Task directions →
Identify the lines in the data below that contain "this" and give only how many there are.

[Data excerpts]
■ ■ ■ ■

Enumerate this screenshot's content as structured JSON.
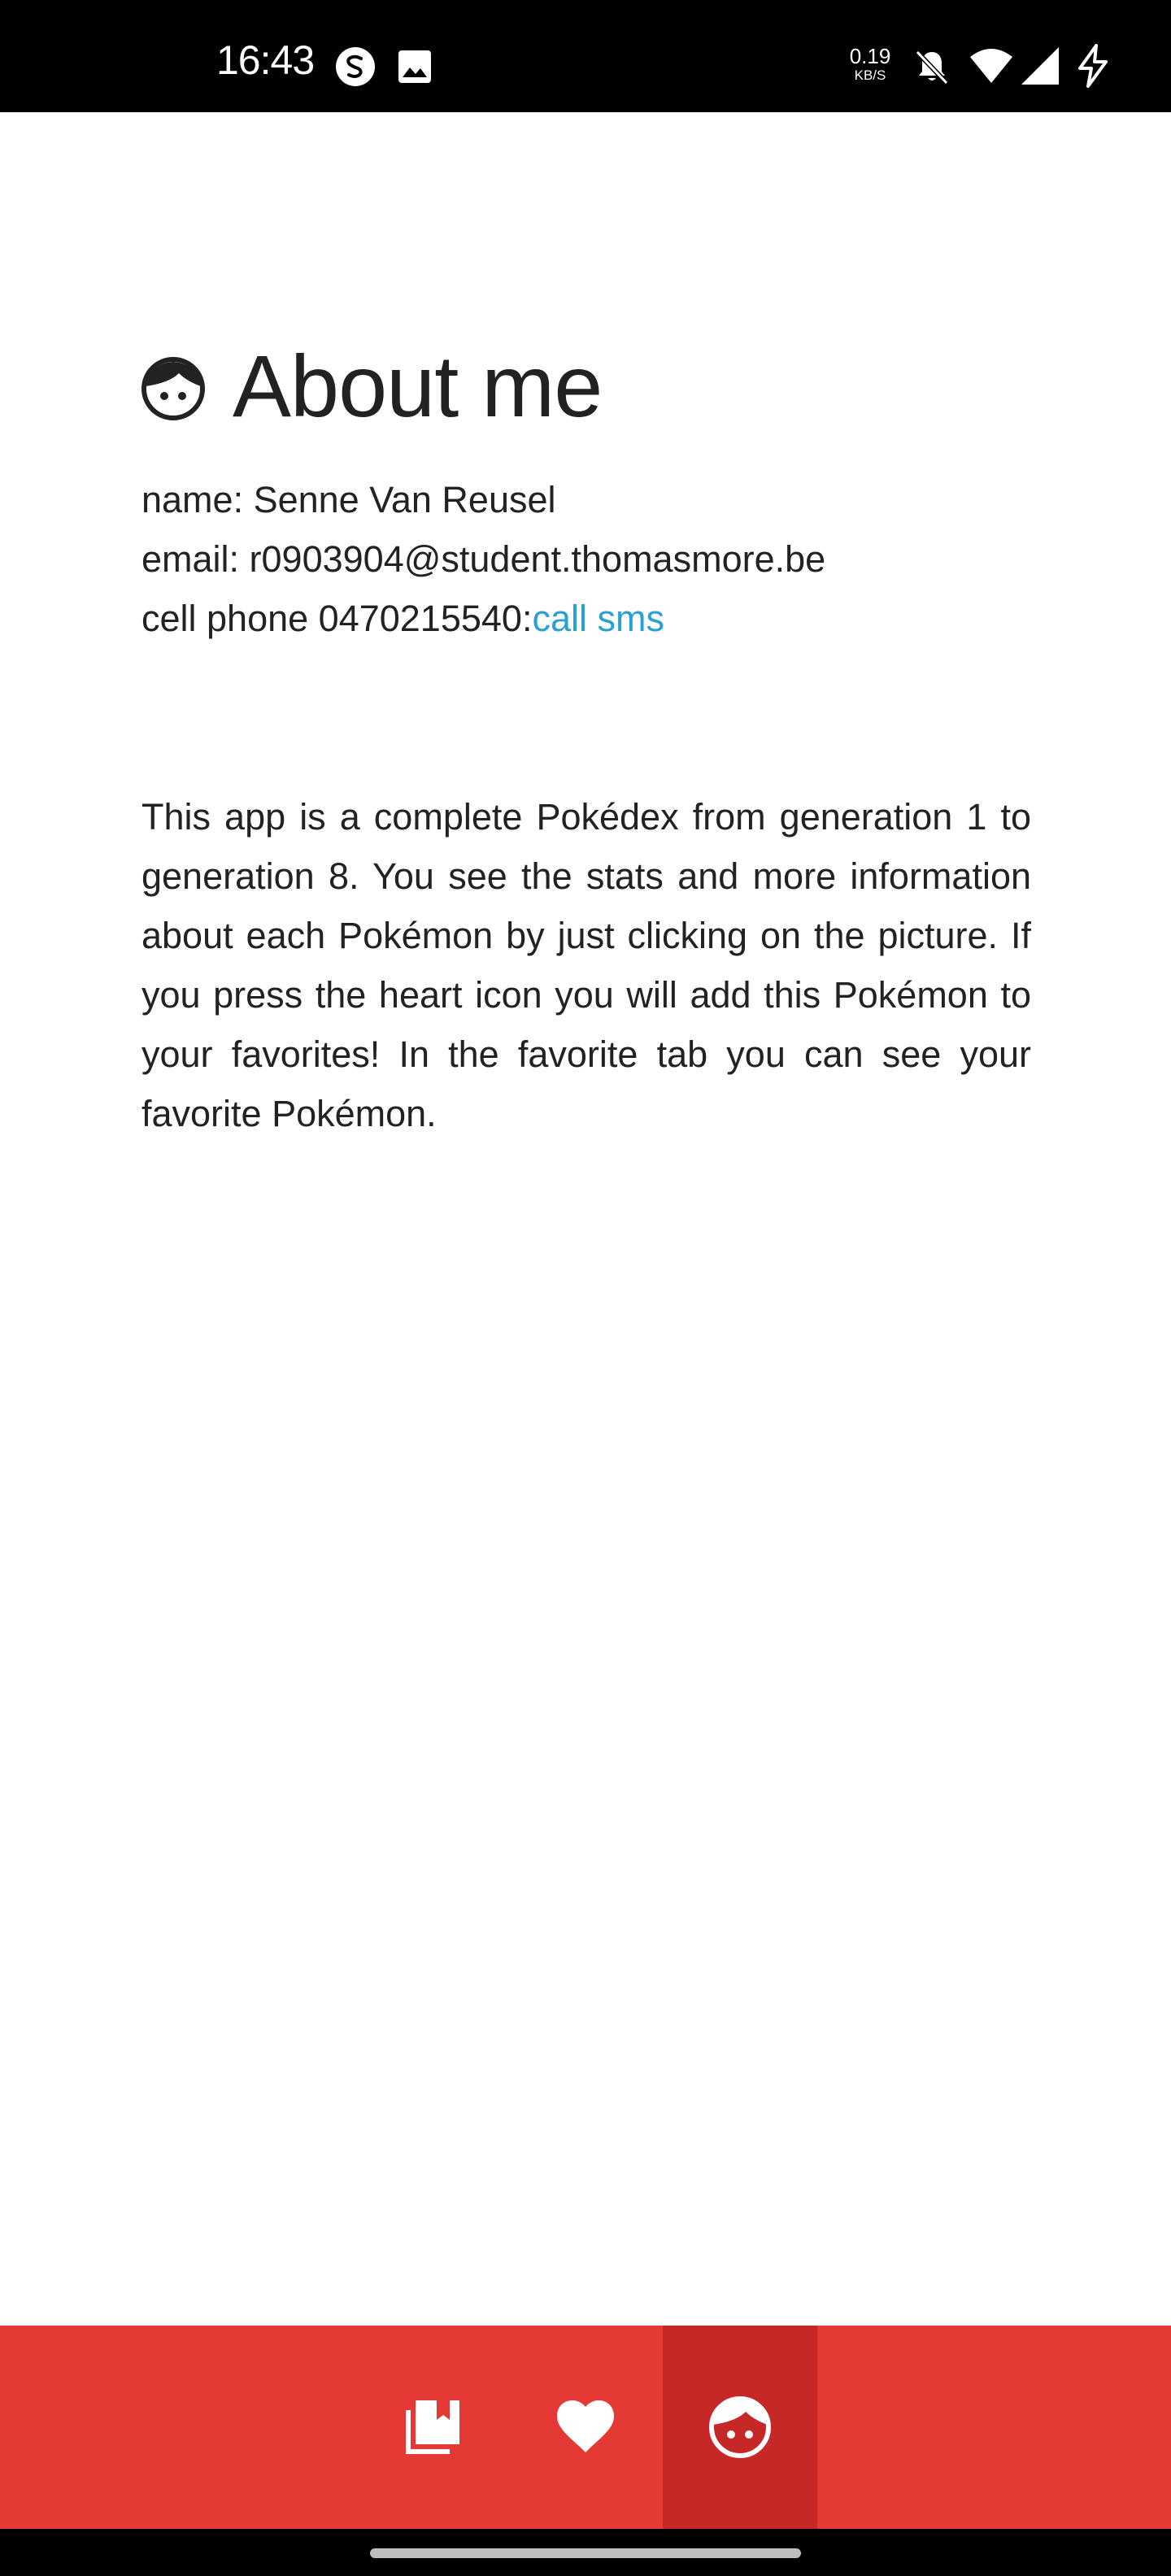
{
  "status_bar": {
    "time": "16:43",
    "net_speed_value": "0.19",
    "net_speed_unit": "KB/S",
    "icons": [
      "s-app-icon",
      "image-icon",
      "bell-off-icon",
      "wifi-icon",
      "signal-icon",
      "charging-icon"
    ]
  },
  "about": {
    "title": "About me",
    "title_icon": "face-icon",
    "name_label": "name: ",
    "name_value": "Senne Van Reusel",
    "email_label": "email: ",
    "email_value": "r0903904@student.thomasmore.be",
    "phone_label": "cell phone ",
    "phone_value": "0470215540",
    "phone_separator": ":",
    "call_link": "call",
    "sms_link": "sms",
    "description": "This app is a complete Pokédex from generation 1 to generation 8. You see the stats and more information about each Pokémon by just clicking on the picture. If you press the heart icon you will add this Pokémon to your favorites! In the favorite tab you can see your favorite Pokémon."
  },
  "bottom_nav": {
    "items": [
      {
        "icon": "collections-bookmark-icon",
        "active": false
      },
      {
        "icon": "heart-icon",
        "active": false
      },
      {
        "icon": "face-icon",
        "active": true
      }
    ],
    "background_color": "#e53935",
    "active_color": "#c62828"
  },
  "colors": {
    "link": "#2aa0d2",
    "text": "#222222"
  }
}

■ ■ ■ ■

Exercise response →
2